The advent of virtual teams and tools supporting them have been catalyzed by covid19. Do virtual teams work for your company? Here are the pros and cons of remote teams to find out!
As we wrap up the first quarter of the new year, managers are deliberating whether to opt for a fully-on-site workforce for the future, or implement a hybrid office model.
A sense of direction currently is on the rise toward a post COVID-19 era. Consequently, the productivity of employees, along with the challenges of remote work are dependent on the nature of one’s activity.
The success of a remote team also depends on the nature of the tasks and type of work that employees need to execute on a regular basis. To that extent, the pros and cons of remote teams need to be evaluated.
Benefits of remote teams
Increased employee happiness and satisfaction
Studies showed that remote employees displayed higher levels of perceived happiness (57%) as opposed to their co-workers who were in-office (50%). Among them, the majority of those who have tried working from home also note that the possibility of continuing this style of work (or better yet, of their lives) would keep them happy.
Working remotely provides a spectra of advantages that employees may not get as flexibly when working from office. The most notable in this case would be the better work-life balance and reduced costs—both of which are critical to employee job satisfaction.
From a company standpoint, sticking to the remote work format is what employees now demand. Refusing to allow distributed work can get employee turnover rates to soar, with potential candidates retracting away from your organization.
Higher productivity levels
The issue of productivity when working away from the office has been debated for long. Despite this there’s no substantial proof to indicated whether remote employees are being less productive or creative.
Yet, the majority of studies show how remote workers turn out higher levels of productivity when working from home. 78% of employees iterated that the flexibility of work arrangements make them more productive.
Think about it! Simply not commuting to and from the office means lesser energy and resources spent, allowing more time, availability, and focus. No rush-hour traffic jams to bother about while getting to work. No rushed breakfasts.

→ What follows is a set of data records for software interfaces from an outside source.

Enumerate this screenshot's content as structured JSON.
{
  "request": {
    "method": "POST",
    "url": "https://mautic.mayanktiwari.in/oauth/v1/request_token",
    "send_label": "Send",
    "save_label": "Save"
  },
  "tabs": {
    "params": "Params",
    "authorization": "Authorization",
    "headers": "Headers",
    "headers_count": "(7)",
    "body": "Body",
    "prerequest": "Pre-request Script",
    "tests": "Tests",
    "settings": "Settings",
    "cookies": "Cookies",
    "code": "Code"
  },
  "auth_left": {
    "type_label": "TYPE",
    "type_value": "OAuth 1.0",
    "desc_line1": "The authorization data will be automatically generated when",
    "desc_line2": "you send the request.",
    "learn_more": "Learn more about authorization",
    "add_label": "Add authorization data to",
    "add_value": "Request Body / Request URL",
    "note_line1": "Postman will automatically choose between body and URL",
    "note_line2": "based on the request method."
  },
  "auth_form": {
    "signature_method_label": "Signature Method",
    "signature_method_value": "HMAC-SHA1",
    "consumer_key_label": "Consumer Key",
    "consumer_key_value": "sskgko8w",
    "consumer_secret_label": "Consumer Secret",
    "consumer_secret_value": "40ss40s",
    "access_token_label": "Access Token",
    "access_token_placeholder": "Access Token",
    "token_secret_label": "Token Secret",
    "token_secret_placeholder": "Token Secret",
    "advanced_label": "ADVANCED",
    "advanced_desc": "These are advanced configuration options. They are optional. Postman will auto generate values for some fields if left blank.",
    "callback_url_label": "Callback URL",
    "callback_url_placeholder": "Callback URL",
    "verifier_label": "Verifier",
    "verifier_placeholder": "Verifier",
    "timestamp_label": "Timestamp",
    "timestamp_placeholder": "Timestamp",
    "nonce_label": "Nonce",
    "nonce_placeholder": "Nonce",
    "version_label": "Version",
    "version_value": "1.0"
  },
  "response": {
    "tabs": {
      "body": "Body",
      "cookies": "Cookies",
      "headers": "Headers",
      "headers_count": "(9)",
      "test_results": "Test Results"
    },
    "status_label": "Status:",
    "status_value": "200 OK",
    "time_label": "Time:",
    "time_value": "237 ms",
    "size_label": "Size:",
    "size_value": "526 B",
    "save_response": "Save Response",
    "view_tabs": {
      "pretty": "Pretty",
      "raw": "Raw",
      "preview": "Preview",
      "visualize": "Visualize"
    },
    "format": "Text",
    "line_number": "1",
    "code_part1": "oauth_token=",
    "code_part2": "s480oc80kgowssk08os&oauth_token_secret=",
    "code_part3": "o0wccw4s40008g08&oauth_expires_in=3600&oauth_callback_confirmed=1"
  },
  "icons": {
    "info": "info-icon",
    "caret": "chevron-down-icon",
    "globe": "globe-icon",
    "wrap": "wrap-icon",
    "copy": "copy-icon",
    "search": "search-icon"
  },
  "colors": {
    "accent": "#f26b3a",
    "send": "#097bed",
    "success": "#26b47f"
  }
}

Letting employees create their own schedules also allows them to work during their peak performance hours and take breaks as they require in order to refresh and keep healthy. For others, the familiar home environment boosts concentration in the absence of external distractions.
And in this day and age of multiple collaborative tools, managing most of the tasks with the same ease is very much possible. One such tool is MultiCall, a group calling app dedicated to let you call many with the ease of calling one.
Cons of remote teams
With all the benefits it can offer, having teams remotely does pose its challenges. Let’s have a look at a few.
More effort required for trust-building
No business, let alone any basic relationship, functions without trust. Consider this scenario. Can you fully rely or trust someone you’ve never met? In the corporate scenario a newly hired individual can be found difficult to rely on, if you’ve never met even once to complete their work at full creative capacity. This also applies in a security context, considering data and confidentiality of information. For those employers who cannot risk this, a fully-virtual team can never come to be.
A team culture that’s harder to build and maintain
It can take years to build a team culture spirit, and years more to ensure its upkeep. Culture commences with the company’s commitment to establish and communicate a mindset of values and growth, even during remote work.
Processes like recruitment and induction also provide a chance to spot culture fits. Show your team your values and keep the environment conducive to bringing their own beliefs and practices on board as well.
In a fluid environment such as the present one, schedule a recurring MultiCall to review said values on a regular basis. Based on performance and feedback outcomes both from the work and team standpoints, allow room to revise these consistently. So is your team fit to work as a virtual one?
Here are some more links to better take the pros and cons aforementioned into account: